To ensure you spreader setup is symmetrical try the following trick. Dial on some rig tension (any amount over 300 lb), and tip the boat on its side. At the spreaders, tie a string tightly from shroud to shroud. Viewing from the tip of the mast, visually align the reference string to some feature of your boat that is parallel to the beam (i.e. the thwart). Fine tune your spreader set-up until this string is parallel to this feature, i.e. perfectly perpendicular to the centerboard - and all your variables are achieved.

Mast Ram

Basically, the ram should be thought of as a mainsail lower half fullness control. Generally fullness equates to power. If the car is mounted on the mast, then lowering the car will push aft on the mast, removing pre-bend. Straightening the mast in this way pushes the sail in on itself making it fuller. Raising the car up flattens the sail.

In really light air, the fullness of the main presents a challenge to the low energy air (wind) trying to flow across the sail. In this case you need a flat main just to keep the boat moving, so raise the car and add some pre-bend.

In light air, when the crew is required to sit on the tank to keep the boat flat, the ram should be neutral (pushing neither up or down). Induce some fullness by dropping the car a bit only to develop power for punching through chop, otherwise use no ram.

In medium air (approximately 8-10 knots), the objective is develop all the power available from the rig. Drop the car sufficiently to straighten the mast for power.
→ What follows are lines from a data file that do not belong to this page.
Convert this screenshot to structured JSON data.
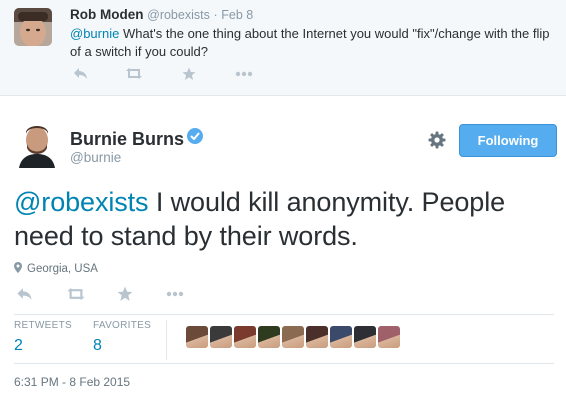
{
  "reply_tweet": {
    "name": "Rob Moden",
    "handle": "@robexists",
    "separator": "·",
    "date": "Feb 8",
    "mention": "@burnie",
    "text": " What's the one thing about the Internet you would \"fix\"/change with the flip of a switch if you could?"
  },
  "main_tweet": {
    "name": "Burnie Burns",
    "handle": "@burnie",
    "follow_button": "Following",
    "mention": "@robexists",
    "text": " I would kill anonymity. People need to stand by their words.",
    "location": "Georgia, USA",
    "stats": {
      "retweets_label": "RETWEETS",
      "retweets": "2",
      "favorites_label": "FAVORITES",
      "favorites": "8"
    },
    "favoriter_colors": [
      "#6b4a3a",
      "#3a3a3a",
      "#7a3b2e",
      "#2f3b1e",
      "#8a6a50",
      "#4a2f2a",
      "#3b4a6a",
      "#2e2e35",
      "#a0606a"
    ],
    "timestamp": "6:31 PM - 8 Feb 2015"
  },
  "colors": {
    "accent": "#55acee",
    "link": "#0084b4",
    "muted": "#8899a6"
  },
  "icons": [
    "reply-icon",
    "retweet-icon",
    "favorite-icon",
    "more-icon",
    "gear-icon",
    "verified-icon",
    "location-pin-icon"
  ]
}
When the wind has built to the extent that you are over powered and cannot keep the boat flat, raise the car to flatten the main and reduce power. Do not release the car altogether however, as in this weather one tends to apply a lot of vang. Without the car pinned in an upward position the mast would bend freely and possibly break.